I spent the first part of my project travelling through the continent with 10 African artists, film-makers and photographers, all crammed into a Ford Econoline van. Travelling by road across Africa is quite difficult. Some countries are more easily reached from outside the continent, as opposed to within. This journey was much more than a traditional road trip, though. We did public presentations and ran workshops wherever we stopped. I got to know local film-makers and would screen their work alongside my own at outdoor cinemas for anyone to see.
As we travelled further north, I thought a lot about the Mediterranean Sea. It ought to be a means of exchange, but for many it has become an impenetrable boundary.
— Dawit L. Petros
About Dawit L. Petros
Dawit L. Petros is a visual artist, researcher and educator. His works have been recognized with awards including a Terra Foundation Research Fellow, the Paul De Hueck and Norman Walford Career Achievement Award in Art Photography, the Duke and Duchess of York Prize in Photography, an Art Matters Fellowship, Canada Council for the Arts Production Grants, and Artist Residencies at The Studio Museum in Harlem, The McColl Center for Visual Art, Addis Ababa Photo Fest and an Independent Study Fellowship at the Whitney Museum of American Art. More details of his work, exhibition history, and publications can be found on his website.
EDITORIAL NOTE: This statement was first published in The Guardian, as “Dawit L Petros's best photograph: a shipwrecked Japanese trawler,” following an interview by Karin Andreasson. Courtesy of Guardian News & Media Ltd under the Open License Terms.
—“Youssef,” by Mohamed Hozyen
When I saw Youssef I thought he was an attractive person. I stopped and stepped back and started talking with him, listening to his story. Every Sunday he goes to the seaside of the cornice and has a very long walk enjoying this side of the city as he is an old man now and has nothing to do and he loves to walk so much.
—“Cousins and Kisses,” by Sabo Kpade, in KINDRED
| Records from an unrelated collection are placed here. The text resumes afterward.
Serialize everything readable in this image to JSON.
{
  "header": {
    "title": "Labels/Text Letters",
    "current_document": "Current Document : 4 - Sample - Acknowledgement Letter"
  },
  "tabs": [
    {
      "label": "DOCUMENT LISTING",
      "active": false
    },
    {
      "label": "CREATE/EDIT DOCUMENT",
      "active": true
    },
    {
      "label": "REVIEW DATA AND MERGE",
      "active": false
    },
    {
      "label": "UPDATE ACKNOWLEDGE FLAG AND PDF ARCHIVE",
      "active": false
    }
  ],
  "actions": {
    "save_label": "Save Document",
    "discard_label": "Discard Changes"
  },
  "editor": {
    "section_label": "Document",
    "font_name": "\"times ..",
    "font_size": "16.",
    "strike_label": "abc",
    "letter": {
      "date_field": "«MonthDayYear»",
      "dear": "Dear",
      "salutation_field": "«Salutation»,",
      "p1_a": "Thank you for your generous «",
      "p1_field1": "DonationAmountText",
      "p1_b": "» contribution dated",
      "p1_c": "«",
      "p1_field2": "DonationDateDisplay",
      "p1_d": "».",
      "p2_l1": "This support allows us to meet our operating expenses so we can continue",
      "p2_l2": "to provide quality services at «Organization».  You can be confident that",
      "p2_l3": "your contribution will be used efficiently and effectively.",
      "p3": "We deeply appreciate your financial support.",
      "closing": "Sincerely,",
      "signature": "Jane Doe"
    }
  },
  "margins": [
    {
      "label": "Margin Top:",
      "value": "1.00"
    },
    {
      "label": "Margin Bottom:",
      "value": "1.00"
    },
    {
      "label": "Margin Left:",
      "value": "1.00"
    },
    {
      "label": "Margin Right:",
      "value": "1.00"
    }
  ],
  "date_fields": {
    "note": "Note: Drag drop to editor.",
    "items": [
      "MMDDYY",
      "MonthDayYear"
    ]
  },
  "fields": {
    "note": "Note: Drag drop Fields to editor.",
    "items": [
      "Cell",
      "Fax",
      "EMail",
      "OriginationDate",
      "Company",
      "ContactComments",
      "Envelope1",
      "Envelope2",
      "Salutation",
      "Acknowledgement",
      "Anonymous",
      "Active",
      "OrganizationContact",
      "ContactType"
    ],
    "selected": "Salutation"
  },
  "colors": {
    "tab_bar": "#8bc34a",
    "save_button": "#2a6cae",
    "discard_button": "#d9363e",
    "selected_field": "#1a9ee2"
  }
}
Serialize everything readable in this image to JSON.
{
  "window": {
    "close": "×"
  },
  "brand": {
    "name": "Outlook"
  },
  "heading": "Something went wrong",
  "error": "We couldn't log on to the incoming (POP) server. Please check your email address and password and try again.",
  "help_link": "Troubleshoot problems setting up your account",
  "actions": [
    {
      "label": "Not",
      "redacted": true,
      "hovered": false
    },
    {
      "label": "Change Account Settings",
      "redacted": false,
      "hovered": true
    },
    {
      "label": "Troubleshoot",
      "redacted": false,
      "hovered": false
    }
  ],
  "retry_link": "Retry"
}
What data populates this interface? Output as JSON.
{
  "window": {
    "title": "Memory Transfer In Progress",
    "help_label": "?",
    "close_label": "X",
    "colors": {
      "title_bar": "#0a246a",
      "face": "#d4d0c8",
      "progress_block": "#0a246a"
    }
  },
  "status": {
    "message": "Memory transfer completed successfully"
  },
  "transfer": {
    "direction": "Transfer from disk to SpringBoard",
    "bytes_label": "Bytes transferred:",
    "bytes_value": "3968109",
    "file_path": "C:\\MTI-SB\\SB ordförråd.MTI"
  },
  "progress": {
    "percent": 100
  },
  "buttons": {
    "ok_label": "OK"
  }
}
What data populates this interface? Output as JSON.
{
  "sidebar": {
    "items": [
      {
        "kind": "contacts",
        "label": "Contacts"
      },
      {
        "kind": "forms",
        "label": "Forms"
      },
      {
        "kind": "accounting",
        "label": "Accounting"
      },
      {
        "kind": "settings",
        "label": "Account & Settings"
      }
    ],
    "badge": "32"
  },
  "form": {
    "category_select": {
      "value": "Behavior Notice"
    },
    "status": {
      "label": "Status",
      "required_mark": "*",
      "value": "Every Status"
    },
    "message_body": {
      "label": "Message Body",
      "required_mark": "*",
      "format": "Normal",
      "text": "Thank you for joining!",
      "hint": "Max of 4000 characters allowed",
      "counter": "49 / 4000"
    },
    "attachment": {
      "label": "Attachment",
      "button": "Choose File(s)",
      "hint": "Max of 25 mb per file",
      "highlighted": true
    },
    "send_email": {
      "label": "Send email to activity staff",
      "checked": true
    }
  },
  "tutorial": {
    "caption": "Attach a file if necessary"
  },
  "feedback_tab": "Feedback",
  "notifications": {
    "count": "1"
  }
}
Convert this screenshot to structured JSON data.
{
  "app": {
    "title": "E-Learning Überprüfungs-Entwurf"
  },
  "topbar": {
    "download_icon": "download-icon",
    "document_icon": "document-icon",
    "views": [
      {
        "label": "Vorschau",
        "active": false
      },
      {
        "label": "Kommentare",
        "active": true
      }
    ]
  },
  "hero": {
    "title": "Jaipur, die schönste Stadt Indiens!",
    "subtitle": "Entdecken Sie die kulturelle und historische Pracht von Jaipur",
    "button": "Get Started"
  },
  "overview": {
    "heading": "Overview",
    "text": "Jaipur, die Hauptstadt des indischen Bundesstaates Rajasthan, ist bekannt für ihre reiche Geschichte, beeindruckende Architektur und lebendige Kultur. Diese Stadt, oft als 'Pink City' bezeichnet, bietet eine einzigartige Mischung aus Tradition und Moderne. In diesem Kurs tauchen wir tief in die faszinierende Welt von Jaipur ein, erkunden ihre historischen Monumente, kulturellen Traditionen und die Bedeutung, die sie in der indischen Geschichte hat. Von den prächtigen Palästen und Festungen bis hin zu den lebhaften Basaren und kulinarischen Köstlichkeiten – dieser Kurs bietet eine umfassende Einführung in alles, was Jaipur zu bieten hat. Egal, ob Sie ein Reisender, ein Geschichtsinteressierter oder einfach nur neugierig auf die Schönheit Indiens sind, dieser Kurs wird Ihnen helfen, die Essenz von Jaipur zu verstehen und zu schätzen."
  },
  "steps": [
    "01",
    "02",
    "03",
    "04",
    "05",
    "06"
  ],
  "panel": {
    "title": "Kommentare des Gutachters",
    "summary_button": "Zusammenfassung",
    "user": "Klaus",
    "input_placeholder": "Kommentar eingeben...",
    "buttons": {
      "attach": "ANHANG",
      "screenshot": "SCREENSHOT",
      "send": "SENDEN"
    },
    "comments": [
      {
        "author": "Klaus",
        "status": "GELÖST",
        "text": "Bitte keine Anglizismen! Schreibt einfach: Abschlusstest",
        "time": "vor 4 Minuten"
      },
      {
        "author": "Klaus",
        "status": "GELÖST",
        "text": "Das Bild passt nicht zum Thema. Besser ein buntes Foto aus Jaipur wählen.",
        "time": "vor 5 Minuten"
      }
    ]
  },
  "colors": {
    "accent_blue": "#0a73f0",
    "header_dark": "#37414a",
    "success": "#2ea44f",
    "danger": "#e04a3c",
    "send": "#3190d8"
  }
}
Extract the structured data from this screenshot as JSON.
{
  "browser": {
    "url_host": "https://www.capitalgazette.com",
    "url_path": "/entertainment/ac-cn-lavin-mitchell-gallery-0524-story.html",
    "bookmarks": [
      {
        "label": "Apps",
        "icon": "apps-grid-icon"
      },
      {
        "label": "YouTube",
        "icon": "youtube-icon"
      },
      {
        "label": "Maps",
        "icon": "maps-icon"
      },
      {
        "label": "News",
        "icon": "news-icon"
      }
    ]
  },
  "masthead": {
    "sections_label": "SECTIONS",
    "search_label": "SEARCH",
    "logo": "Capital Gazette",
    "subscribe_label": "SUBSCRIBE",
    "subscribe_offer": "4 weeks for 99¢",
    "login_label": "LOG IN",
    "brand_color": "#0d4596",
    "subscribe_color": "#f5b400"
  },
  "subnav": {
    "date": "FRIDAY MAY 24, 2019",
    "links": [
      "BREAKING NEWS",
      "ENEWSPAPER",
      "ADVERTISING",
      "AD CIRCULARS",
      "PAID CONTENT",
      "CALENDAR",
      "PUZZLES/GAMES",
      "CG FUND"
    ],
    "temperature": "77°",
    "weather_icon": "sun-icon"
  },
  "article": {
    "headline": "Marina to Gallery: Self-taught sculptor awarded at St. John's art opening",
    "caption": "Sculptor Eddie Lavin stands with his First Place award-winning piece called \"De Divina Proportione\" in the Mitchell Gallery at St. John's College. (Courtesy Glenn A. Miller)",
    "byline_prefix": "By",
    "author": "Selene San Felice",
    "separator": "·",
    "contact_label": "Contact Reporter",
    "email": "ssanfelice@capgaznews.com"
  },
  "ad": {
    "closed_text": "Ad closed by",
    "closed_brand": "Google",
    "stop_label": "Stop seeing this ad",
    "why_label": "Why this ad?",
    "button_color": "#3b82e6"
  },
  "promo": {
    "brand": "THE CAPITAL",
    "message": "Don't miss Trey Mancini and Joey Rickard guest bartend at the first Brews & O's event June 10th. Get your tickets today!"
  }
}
“Manasseh is dead!” — the words come to me with a finality, the full measure of which I do not comprehend. When we spoke on the phone just last week, he sounded like himself. Today, he is no more. I would accept it if I knew the weight of his demise. At the moment, I am afraid, I do not know. I know I will never see my cousin again. I could not look at the videos and photos sent by Simbi, his younger sister, until now.
SUPPORT TENDER PHOTO
This is the 90th edition of this publication, which also read on web (best for viewing images), and via the Substack iOS/Android apps.
Every Wednesday I feature one photograph and the photographer who took it: you’d read a short caption from me, and a statement from the photographer. Every Friday, I publish a series of commentaries in response to photographs previously featured on the newsletter. The ongoing series is KINDRED. My hope is to engage with early to mid-career African photographers, and to create a platform in which photographers lead the cataloguing and criticism of their work.
Photographers can now submit their work for consideration.
Thank you for reading. If this newsletter was shared with you, consider subscribing, or forward to a friend. Please whitelist the newsletter to ensure you never miss it.